Regarding where the funds will go, 98% of that is earmarked for public and private K-12 education. Meanwhile, the 2 percent will go towards problem gambling assistance programs. Aside from these, 0.5 percent of the application fees will go towards programs related to the state’s veterans and their families.

Minnesota Might Also Have Legal Sports Betting Soon

Minnesota is looking to move towards regulated sports betting. Senator Karla Bigham recently spoke about this and said, “We no longer can be an island. Thirty-three states and territories have legalized sports wagering. It is time for Minnesota to join that group.”

The states surrounding Minnesota are all moving towards the same thing. In Wisconsin, a second Native American tribe has already signed an agreement to legalize sports wagering. Both North and South Dakota also have forms of legal sports betting. The same goes for Iowa.

This is why Republican Representative Pat Garofalo also agrees with Senator Bigham’s sentiments. Rep. Garofalo said, “It’s past time for us to bring safe and regulated sports gambling to the state of Minnesota.”

It is known that both of them have authored legal sports betting bills before, they are only in the minorities of their respective bodies. Fortunately for the people hoping to finally regulate betting in the state, DFL Commerce Committee Chairperson Zack Stephenson and Republican Senator Roger Chamberlain are in the process of authoring new bills to be ready by the next session in January.

Stephenson spoke about this plan recently and said, “Many Minnesotans are already engaging in sports betting. The fact that we don’t have legal sports betting in Minnesota doesn’t mean we don’t have sports betting in Minnesota.”

This also seems to be a good time to finally discuss this because the Minnesota Indian Gaming Association (MIGA) also recently spoke about their willingness to consider agreeing on legal sports wagering.

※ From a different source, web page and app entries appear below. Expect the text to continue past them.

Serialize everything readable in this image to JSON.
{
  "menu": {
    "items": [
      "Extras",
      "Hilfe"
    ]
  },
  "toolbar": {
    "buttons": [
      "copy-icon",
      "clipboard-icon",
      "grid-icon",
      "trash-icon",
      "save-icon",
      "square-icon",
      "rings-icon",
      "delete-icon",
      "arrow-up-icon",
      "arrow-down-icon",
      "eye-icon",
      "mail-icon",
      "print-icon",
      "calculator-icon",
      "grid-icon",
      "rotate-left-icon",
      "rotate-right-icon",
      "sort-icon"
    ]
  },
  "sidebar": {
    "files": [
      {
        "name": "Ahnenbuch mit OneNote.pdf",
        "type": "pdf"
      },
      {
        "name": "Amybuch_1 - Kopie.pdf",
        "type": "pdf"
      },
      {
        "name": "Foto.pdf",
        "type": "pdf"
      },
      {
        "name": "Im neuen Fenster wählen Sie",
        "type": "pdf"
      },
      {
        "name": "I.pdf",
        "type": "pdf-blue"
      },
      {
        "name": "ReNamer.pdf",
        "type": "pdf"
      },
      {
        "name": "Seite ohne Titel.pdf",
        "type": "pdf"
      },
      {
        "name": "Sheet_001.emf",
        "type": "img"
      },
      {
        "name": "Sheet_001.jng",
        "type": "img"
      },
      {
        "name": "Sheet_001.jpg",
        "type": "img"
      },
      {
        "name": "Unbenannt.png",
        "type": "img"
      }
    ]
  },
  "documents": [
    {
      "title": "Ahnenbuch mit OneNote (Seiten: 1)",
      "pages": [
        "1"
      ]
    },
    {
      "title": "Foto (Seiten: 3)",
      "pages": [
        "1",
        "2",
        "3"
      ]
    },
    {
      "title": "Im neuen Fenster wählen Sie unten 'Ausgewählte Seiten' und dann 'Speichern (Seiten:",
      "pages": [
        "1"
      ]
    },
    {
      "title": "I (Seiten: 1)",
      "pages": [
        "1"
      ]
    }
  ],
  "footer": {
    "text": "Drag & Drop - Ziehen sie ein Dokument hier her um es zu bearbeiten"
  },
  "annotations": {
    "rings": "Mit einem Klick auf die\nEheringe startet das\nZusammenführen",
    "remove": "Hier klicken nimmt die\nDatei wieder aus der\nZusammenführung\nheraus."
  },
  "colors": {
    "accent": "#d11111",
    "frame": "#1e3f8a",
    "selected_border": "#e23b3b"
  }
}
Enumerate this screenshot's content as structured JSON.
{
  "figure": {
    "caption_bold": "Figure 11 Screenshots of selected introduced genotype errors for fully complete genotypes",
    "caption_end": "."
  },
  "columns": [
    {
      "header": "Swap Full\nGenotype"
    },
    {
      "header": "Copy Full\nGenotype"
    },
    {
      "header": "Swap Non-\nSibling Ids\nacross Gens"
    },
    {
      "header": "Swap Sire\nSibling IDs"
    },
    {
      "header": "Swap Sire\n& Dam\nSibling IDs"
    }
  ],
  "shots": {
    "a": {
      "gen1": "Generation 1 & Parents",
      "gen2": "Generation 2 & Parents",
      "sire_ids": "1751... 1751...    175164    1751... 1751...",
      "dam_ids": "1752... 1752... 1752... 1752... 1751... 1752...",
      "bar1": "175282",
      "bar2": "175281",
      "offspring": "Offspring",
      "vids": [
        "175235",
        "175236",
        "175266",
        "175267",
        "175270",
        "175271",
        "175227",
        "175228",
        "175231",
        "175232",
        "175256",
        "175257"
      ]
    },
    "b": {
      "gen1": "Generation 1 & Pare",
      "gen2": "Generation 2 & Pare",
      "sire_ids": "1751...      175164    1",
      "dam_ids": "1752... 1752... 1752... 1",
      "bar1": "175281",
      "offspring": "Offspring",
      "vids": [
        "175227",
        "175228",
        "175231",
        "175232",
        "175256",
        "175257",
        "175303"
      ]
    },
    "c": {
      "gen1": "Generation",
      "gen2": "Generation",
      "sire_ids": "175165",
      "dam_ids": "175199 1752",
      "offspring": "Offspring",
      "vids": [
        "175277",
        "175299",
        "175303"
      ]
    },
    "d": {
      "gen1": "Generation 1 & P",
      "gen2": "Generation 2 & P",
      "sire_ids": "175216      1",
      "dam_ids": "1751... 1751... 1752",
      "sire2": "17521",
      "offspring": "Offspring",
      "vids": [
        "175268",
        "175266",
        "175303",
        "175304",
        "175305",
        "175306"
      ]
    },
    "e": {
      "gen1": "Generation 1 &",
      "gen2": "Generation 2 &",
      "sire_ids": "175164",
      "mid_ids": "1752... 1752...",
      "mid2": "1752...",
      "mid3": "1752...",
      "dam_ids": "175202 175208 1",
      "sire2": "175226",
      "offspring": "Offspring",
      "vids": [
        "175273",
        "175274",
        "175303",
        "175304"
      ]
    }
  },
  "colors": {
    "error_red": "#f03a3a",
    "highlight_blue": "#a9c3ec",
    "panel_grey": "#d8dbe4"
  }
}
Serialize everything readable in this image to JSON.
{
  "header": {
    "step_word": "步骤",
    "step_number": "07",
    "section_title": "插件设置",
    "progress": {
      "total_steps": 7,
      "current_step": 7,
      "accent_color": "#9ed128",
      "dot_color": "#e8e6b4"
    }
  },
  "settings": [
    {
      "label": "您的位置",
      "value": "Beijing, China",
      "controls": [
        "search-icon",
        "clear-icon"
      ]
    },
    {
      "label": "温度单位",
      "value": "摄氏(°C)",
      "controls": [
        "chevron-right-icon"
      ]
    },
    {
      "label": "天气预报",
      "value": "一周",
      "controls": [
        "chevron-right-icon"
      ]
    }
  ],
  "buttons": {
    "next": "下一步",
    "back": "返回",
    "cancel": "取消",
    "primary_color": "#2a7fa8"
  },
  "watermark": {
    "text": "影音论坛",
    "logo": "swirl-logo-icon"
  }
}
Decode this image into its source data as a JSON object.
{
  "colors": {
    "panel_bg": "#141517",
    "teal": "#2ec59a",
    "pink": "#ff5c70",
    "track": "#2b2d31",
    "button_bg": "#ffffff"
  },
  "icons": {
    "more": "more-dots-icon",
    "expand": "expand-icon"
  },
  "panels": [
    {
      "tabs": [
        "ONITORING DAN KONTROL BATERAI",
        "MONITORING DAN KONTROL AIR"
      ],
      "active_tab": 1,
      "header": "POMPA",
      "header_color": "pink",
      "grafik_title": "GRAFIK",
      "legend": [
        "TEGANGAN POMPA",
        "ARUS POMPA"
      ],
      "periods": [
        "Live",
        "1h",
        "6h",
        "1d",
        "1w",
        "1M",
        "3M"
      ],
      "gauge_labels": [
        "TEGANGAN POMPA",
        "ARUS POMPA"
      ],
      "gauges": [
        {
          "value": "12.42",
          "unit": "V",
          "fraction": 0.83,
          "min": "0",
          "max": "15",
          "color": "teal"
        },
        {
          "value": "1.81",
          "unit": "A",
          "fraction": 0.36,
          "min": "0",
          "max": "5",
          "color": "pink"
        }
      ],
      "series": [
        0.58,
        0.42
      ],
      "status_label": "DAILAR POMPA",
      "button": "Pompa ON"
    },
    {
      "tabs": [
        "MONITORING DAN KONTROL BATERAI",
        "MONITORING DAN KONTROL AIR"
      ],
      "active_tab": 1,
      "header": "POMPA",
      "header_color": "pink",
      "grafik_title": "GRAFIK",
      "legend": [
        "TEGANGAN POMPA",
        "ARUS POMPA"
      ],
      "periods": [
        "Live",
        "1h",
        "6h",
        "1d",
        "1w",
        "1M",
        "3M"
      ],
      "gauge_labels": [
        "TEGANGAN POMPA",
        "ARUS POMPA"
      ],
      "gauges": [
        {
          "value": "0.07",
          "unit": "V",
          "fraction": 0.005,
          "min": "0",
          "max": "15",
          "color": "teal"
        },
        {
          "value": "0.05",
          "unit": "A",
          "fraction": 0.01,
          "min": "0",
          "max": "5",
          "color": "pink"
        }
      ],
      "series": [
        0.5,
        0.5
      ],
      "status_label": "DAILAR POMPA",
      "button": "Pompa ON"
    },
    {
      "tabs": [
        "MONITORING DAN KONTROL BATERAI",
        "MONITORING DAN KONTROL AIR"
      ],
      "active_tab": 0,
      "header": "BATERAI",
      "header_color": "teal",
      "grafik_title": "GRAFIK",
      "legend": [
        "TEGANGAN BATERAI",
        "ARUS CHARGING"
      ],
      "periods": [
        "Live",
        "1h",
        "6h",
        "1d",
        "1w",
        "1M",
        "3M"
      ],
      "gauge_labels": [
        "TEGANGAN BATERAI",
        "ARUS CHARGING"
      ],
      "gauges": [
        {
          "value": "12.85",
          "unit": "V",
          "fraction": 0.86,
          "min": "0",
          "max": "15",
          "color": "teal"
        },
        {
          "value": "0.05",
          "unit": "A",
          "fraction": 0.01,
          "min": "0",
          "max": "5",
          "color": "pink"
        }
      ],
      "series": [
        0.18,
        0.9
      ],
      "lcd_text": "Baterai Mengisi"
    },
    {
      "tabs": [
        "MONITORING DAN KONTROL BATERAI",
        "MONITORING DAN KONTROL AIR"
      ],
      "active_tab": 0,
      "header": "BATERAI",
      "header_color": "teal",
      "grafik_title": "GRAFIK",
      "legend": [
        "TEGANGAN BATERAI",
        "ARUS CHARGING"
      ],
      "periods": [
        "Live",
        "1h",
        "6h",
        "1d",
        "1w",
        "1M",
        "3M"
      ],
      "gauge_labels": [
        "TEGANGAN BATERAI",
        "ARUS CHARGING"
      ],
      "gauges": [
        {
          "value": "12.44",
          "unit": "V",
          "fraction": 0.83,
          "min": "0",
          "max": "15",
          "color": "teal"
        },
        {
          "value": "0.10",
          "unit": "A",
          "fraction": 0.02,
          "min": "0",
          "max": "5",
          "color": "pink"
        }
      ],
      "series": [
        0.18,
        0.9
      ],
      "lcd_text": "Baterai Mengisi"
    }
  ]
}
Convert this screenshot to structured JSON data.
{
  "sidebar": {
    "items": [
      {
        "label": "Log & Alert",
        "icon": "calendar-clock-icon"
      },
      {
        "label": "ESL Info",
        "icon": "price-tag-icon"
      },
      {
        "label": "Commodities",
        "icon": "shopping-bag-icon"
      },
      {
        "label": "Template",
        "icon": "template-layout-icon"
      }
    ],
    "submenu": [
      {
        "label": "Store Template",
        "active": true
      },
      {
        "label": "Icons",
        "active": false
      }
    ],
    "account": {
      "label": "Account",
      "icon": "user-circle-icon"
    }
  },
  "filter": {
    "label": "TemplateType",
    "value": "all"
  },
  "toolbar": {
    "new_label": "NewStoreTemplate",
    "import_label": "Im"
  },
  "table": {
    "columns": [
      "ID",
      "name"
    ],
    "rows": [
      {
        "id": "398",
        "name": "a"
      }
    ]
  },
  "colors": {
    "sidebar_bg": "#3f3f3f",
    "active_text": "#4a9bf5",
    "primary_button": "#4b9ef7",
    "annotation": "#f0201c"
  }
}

MIGA’s executive director, Andy Platto, said in a statement, “The tribal governments making up MIGA have been examining the various ways sports betting has been implemented across the country and its impacts on tribal communities. As gaming experts, tribes stand ready to share this expertise with lawmakers considering the future of sports betting in Minnesota.”